Like several US states, Colorado recognizes that the term “statutory rape” may not be applicable in many adolescent relationships. The Romeo and Juliet law aims to address situations where consensual sex occurs between adolescents who are close in age. In this blog post, we will explore Colorado’s statutory rape laws, explain the Romeo and Juliet exception, and delve into the legal considerations for relationships with varying age differences.
How Does Colorado Define Statutory Rape?
Statutory rape occurs when an individual has consensual sex with someone under the age of 17. Under Colorado law, an individual age 16 or younger is unable to provide consent to penetrative sex. Penetrative sex includes the following: vaginal sex, anal sex, oral sex, or any other sexual activity where penetration occurs.
Statutory rape falls in the realm of sexual assault and is charged in the same way as forcible rape. This is the case regardless of whether the underage individual consented to or even initiated the sexual act.
What Are the Penalties for Statutory Rape in Colorado?
The penalties for statutory rape vary depending on the age of both individuals involved and the gap in their ages. Some clearly defined situations include the following:
- The child is younger than 15 and the defendant is at least 4 years older. This is considered sexual assault and is charged as a class 4 felony. Penalties can include 2-8 years of prison time, $2,000 to $500,000 in fines, and registration as a sex offender.
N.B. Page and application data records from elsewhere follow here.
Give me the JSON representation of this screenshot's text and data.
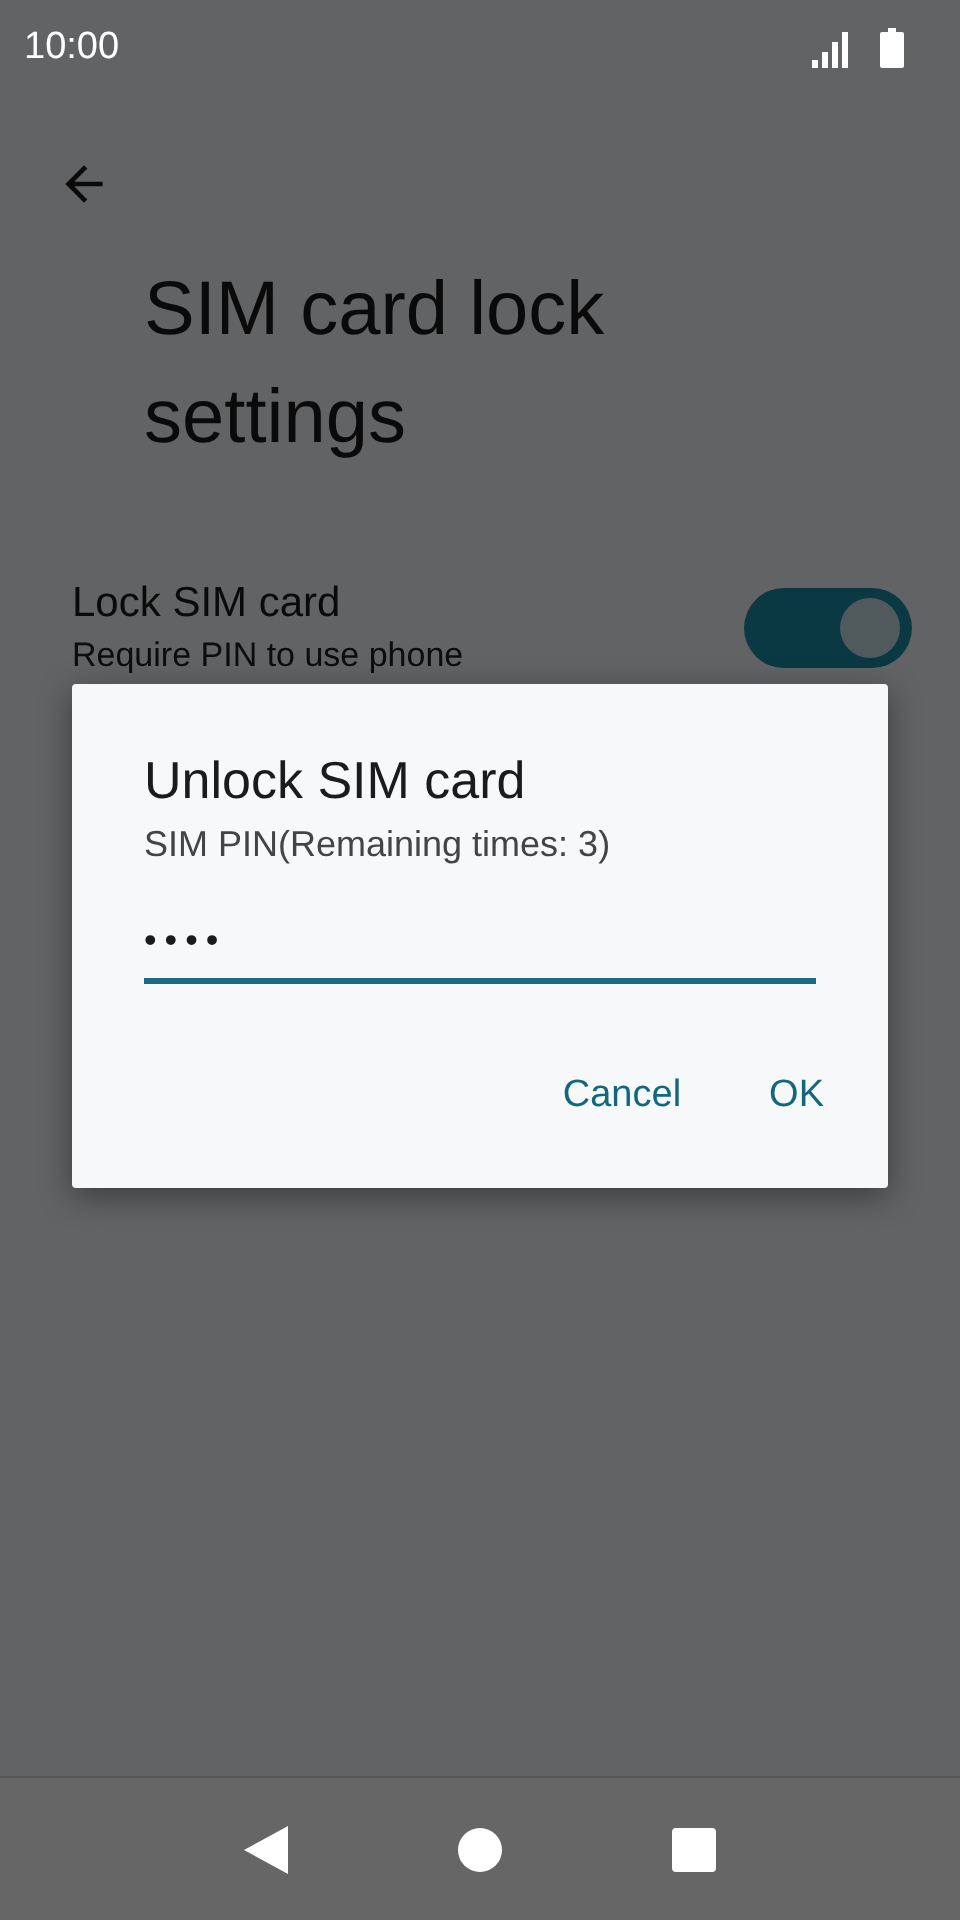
{
  "status_bar": {
    "time": "10:00"
  },
  "page": {
    "title": "SIM card lock settings"
  },
  "settings": [
    {
      "kind": "switch",
      "label": "Lock SIM card",
      "summary": "Require PIN to use phone",
      "on": true
    }
  ],
  "dialog": {
    "title": "Unlock SIM card",
    "message": "SIM PIN(Remaining times: 3)",
    "pin_field": {
      "value": "••••"
    },
    "buttons": [
      "Cancel",
      "OK"
    ]
  }
}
- The child is 15 or 16 and the defendant is at least 10 years older. This is also considered sexual assault and is charged as either a class 6 felony or a class 1 misdemeanor. Penalties can include one year to 18 months of prison time, $1,000 to $100,000 in fines, and registration as a sex offender. However, the defendant can petition to remove the registration in this case.
Note that sexual assault on a child is a different charge than statutory rape, as it does not necessitate penetration. Instead, sexual assault on a child occurs when a defendant initiates or receives any sexual touching between themselves and a child under the age of 15. The defendant must be at least 4 years older than the child for this charge to apply.
What Is the Romeo and Juliet Law?
Colorado’s Romeo and Juliet law (also known as the close-in-age exception) holds that adolescents under the age of 17 can have consensual relations without it being considered a sexual offense. More specifically:
- A child who is younger than 15 can have consensual sexual intercourse with an individual who is less than four years older than them. For example, a 14 year old can have sex with a 16 year old under the Romeo and Juliet exception.
- Adolescents who are 15 or 16 can have consensual sexual intercourse with an individual who is less than 10 years older than them. For example, a 16 year old can have sex with a 25 year old under the Romeo and Juliet exception.
Please note that this exception only applies when the sexual activity is consensual. If penetration is forced, sexual assault charges may come into play regardless of the age of either person involved.
Why Does the Romeo and Juliet Law Exist?
The state of Colorado, as do many other states, recognizes that teenagers close in age are going to experiment with one another sexually, and many of these interactions do not necessitate severe legal consequences. The Romeo and Juliet exception exists to label these types of situations as legal.
Some Common Questions about Statutory Rape
What if the underage person wanted to have sex?
If a defendant has sex with someone younger than 17, and their ages do not fall within the close-in-age exception range, then this interaction will be considered statutory rape. This is the case regardless of whether or not the underage individual wanted to have sex or even if they initiated the encounter. Colorado does not take this expression of consent to be valid, as the adolescent has not reached the legal age of consent.
What if the underage person lied about their age?
Many defendants counter that they did not know the person they had sex with was underage; however, this defense will not hold up in court. You can still be charged and convicted of statutory rape charges, even if the underage individual you had sex with was not truthful about their age.
What if the couple is married? Are they exempt from statutory rape laws?
This question is typically irrelevant in the state of Colorado, as you cannot be legally married until age 18. However, there are two exceptions to this rule:
- You are 16 or 17 years of age and your parents/legal guardian consent to the marriage.
- You are under the age of 16 and you receive both judicial approval and parental/legal guardian consent.
If you are under the age of 17 and are legally married under one of these conditions, then you can consent to sexual intercourse, regardless of the age gap between you and your spouse.
Why You Should Hire a Sex Crimes Lawyer for Your Statutory Rape Case
If you are facing charges for statutory rape, sexual assault on a child, or any other type of sex crime, we urge you to seek legal representation right away. A Colorado sex crimes lawyer will have the experience and knowledge necessary to build a strong defense on your behalf.
One of the most common and effective strategies for a statutory rape defense is that no penetration occurred. Because the state must prove penetration beyond a reasonable doubt, the prosecution may have a hard time convicting the defendant in he said/she said cases.
If you are searching for a sex crimes attorney near you, the MBS Law team can help. Our attorneys have over 90 combined years of experience successfully defending cases just like yours. Get started with a FREE consultation today.